There’s very little not to love about New England’s spring season when skies become bluer, the air smells sweeter and the temperature rises to a comfortable 72 degrees. In most cases, people around these parts are automatically put into better moods and seem to enjoy the days a bit more once the ice and snow melts away. Yes, March, April, May and June offer a bright and happy chapter of the calendar with the exception of one tiny problem…ACHOOOOO!!! Yes, those poor allergy sufferers out there might want an exemption from the spring season and if you’ve ever experienced any of the common symptoms, you’ll have every idea why. While those with immunity towards environmental pollen might be ticking off the days until they can frolic freely outside once again, this might not be the case for others… Chest pain, sneezing, headaches, watery eyes, wheezing and sore throats can be a total drag and leave those ailed in complete misery from now until summer rolls over.

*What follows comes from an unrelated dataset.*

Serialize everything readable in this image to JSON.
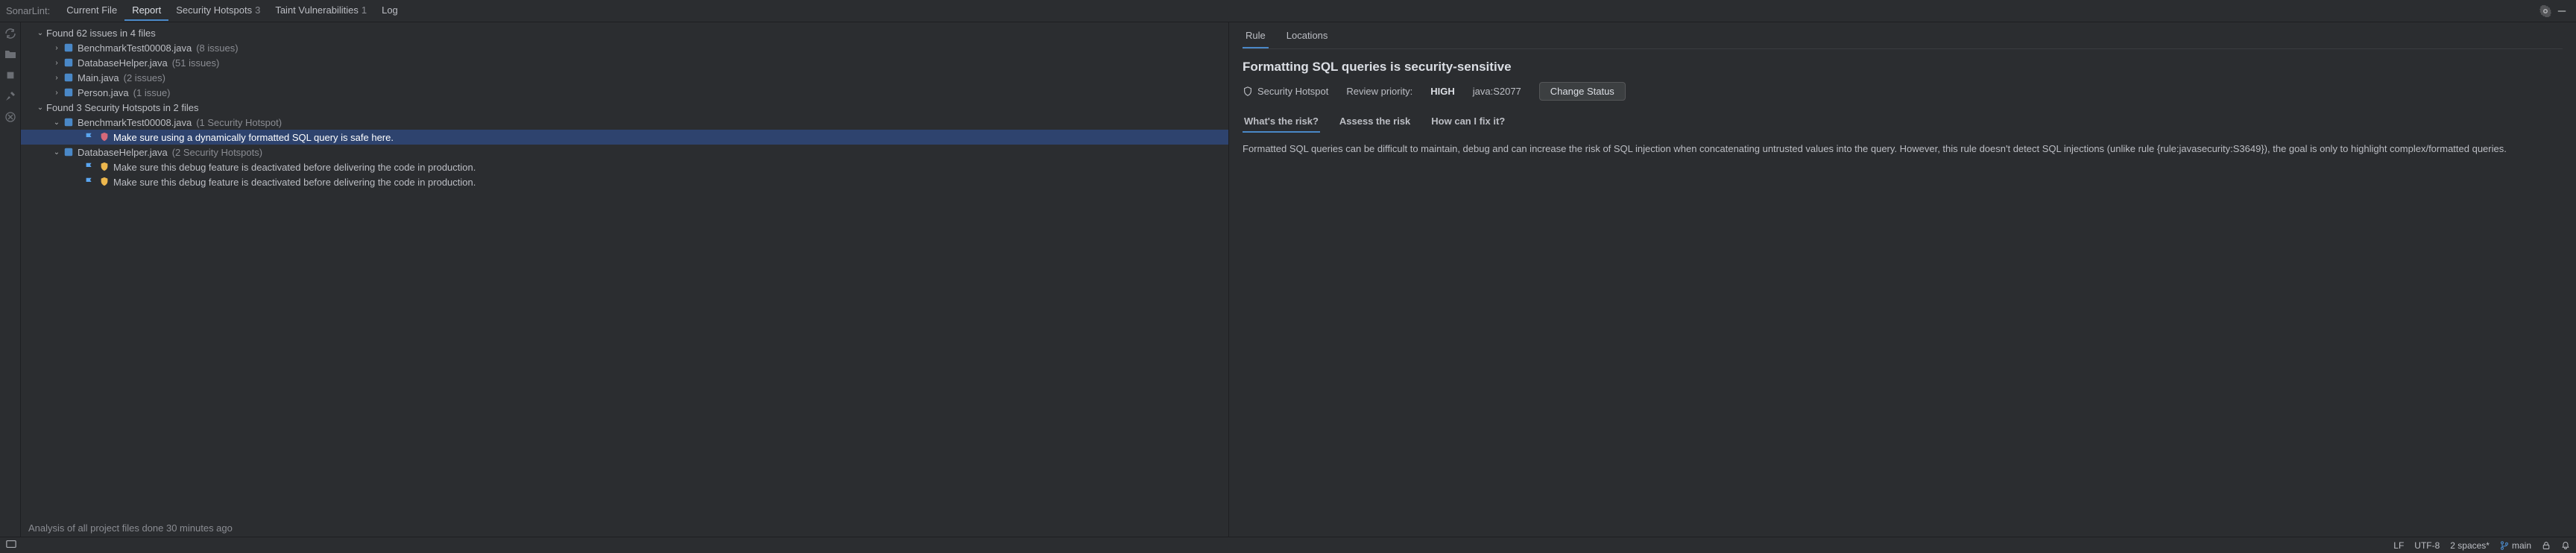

Due to the extensive range of severity in reaction to new growth from trees, grass and flowers, thousands of Bostonians must stay vigilant of keeping their health on track so they don’t wind up in the hospital. How do we keep those nasty allergies away? One good start is to know exactly what specific type of species are the most threatening and then do whatever you can to avoid contact. If you’re unsure of what to look out for, here’s a list of the most common flowers that might be a smart idea to leave out of your weekly order. If you see something that you’ve always loved but realize it’s in your best interest to avoid, take a look at the right column where I’ve listed substitutions that will still give you your blooming fix.
Common Allergy Inducers
RosesIf you're looking a less chemical soother than Clairitin, my husband swears by Simply Saline for his allergies.